%%
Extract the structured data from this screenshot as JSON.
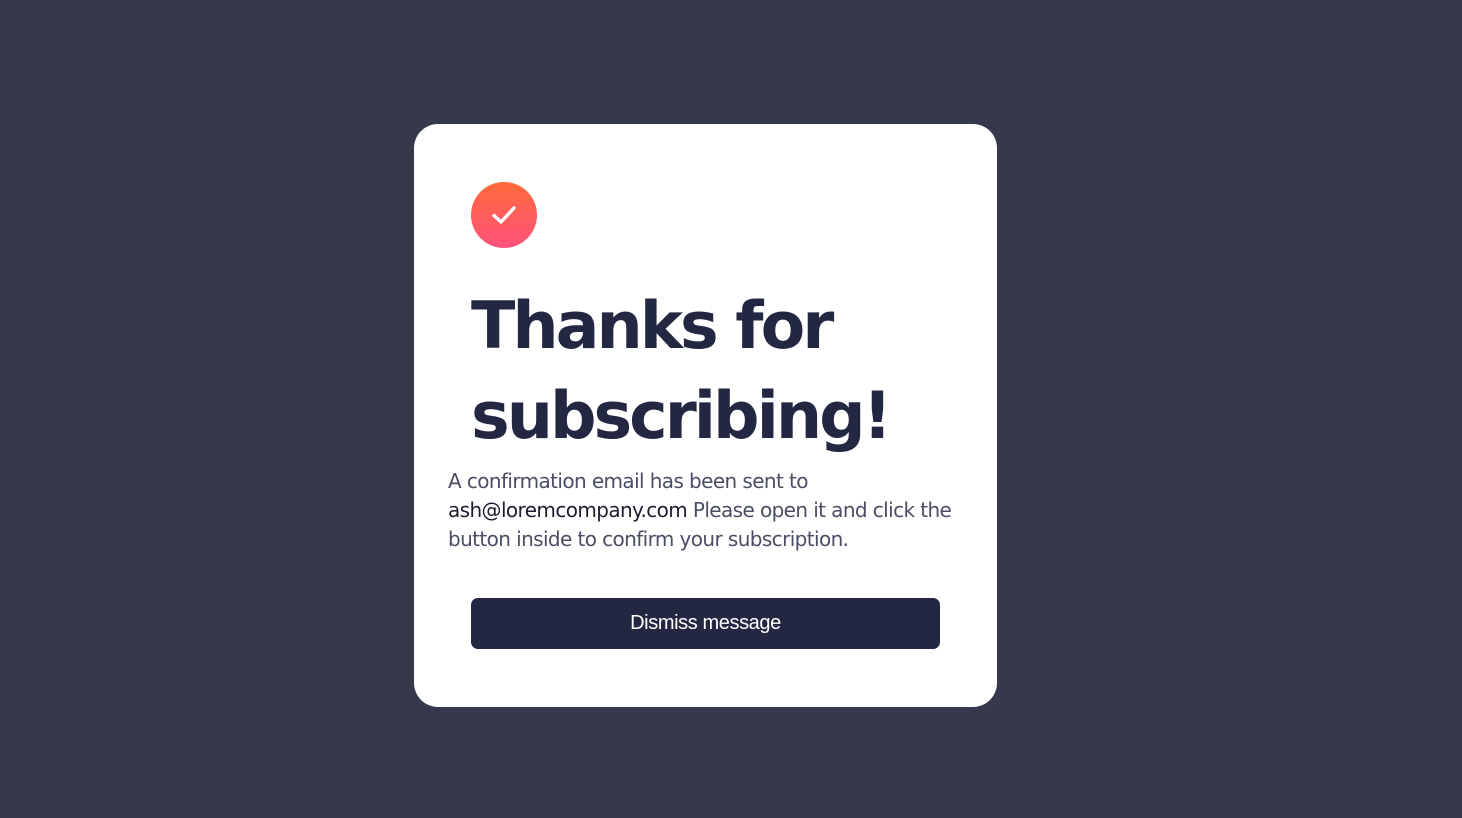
{
  "card": {
    "icon": "checkmark-circle-icon",
    "title_line1": "Thanks for",
    "title_line2": "subscribing!",
    "message_before": "A confirmation email has been sent to",
    "email": "ash@loremcompany.com",
    "message_after": "Please open it and click the button inside to confirm your subscription.",
    "dismiss_label": "Dismiss message"
  },
  "colors": {
    "background": "#36384d",
    "card": "#ffffff",
    "heading": "#242742",
    "button": "#242742",
    "icon_gradient_start": "#ff6a3a",
    "icon_gradient_end": "#ff527b"
  }
}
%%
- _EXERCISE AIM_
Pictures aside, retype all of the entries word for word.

- _FINISHED EXERCISE_
Extract the structured data from this screenshot as JSON.
{
  "card": {
    "icon": "checkmark-circle-icon",
    "title_line1": "Thanks for",
    "title_line2": "subscribing!",
    "message_before": "A confirmation email has been sent to",
    "email": "ash@loremcompany.com",
    "message_after": "Please open it and click the button inside to confirm your subscription.",
    "dismiss_label": "Dismiss message"
  },
  "colors": {
    "background": "#36384d",
    "card": "#ffffff",
    "heading": "#242742",
    "button": "#242742",
    "icon_gradient_start": "#ff6a3a",
    "icon_gradient_end": "#ff527b"
  }
}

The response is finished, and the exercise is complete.